“It was incredible. I mean, I don’t think you could have got anybody else in it, it was absolutely heaving. There were people queuing out the sides of the tent five, ten deep. And we can’t blame the rain for that, it was so hot. And the heat in the tent was extraordinary, I could feel a wave of heat coming off the audience. But the vibe on stage and the vibe in the room was fantastic. There was a real anticipation for us and I don’t know why, I can’t work it out. But I’m glad it’s there, and I don’t want to work it out, I just want the feeling to remain. If I could have designed it any way, the reaction and the way today could have gone, I couldn’t have designed it any better than what actually happened.”
What can we expect from Wayward Sons over the next few years then?

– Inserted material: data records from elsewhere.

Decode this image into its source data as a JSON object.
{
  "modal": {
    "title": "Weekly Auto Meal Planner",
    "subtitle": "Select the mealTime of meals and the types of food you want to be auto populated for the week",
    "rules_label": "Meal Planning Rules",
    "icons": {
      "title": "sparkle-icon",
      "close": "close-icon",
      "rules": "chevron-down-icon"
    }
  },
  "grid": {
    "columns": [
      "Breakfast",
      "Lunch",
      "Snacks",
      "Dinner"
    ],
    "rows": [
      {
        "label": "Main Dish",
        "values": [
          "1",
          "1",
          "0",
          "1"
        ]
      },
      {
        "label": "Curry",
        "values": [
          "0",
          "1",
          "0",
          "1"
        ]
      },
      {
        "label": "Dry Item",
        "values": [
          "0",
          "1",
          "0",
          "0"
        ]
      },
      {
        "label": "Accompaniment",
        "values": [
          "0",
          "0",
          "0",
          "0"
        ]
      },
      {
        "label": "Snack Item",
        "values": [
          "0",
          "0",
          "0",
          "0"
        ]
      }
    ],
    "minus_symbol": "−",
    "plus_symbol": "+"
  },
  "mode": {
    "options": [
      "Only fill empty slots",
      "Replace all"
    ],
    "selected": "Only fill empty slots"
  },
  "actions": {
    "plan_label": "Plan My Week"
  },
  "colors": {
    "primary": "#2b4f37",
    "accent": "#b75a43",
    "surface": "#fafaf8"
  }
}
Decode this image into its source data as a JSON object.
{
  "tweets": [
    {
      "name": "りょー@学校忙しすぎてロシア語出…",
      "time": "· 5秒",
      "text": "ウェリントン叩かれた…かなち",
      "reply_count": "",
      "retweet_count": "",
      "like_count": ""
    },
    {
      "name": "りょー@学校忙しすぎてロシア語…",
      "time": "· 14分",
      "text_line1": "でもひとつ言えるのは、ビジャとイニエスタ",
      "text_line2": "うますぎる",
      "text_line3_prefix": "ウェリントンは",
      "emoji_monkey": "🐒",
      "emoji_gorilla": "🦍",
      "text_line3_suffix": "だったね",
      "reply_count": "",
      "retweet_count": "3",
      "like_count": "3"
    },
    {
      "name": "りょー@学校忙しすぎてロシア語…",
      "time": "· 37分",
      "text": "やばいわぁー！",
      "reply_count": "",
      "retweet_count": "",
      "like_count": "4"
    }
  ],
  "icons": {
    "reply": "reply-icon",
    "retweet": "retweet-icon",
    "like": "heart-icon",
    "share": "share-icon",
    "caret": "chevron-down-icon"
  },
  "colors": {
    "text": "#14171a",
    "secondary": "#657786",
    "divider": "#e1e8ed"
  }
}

“We’re just going to carry on making records and carry on touring. I mean, you know my feeling is that if we can continue the quality and we can continue making the music that we are doing, which I know we will because we’ve already started writing new songs. You know what, I just want it to be real. I just want it to have an authenticity that comes off of it being, it’s a terrible word because people use it too often, but it does feel very organic. We haven’t tried too hard. What we’ve done is we’ve just believed in it and we’ve believed in ourselves and if we can continue that gentle curve, and let it just do its thing and be real and be honest then I think we’ll hopefully be here for another ten years.”
With the wealth of experience you now have, but playing and producing, is there any message you would give to up and coming bands today?
“The message is concentrate every single ounce of effort on writing the songs. Nothing else matters. The three most important things, the three lessons, the three rules in making music that can become successful, is the songs, the songs, and the songs. Forget everything else, and I mean it. I’m thirty years into a career, and I’ve had major record deals, and independent record deals, and the only constant is the quality of the songs you write. That is it, forget about what trousers you’re wearing, and what your website looks like, or what manager’s going to manage you, or who’s going to be your agent. Forget all that nonsense, think about the music. That’s it.”
What would be your favourite Twilight Zone episode and why?
“Wow! That’s a hard question because I’ve seen so many of them. I like the one, they made it funnily enough, they made it into a movie, I forget who made it. There was a brilliant Twilight one where there was a knock on the door from the postman and somebody brought a box in. And it was like you either opened this box and I can’t remember, it was something like, I know the box had a button on top of it and if your pressed the button one person died in the world, but saved millions of others, or you could take a million pounds, something of that nature and it was a moral dilemma tale about whether you would press the button or not. I always remember that one, that was a very cool one. God man, there’s too many. A brilliant series as well, brilliant.”
Interview and photo by Mark Bestford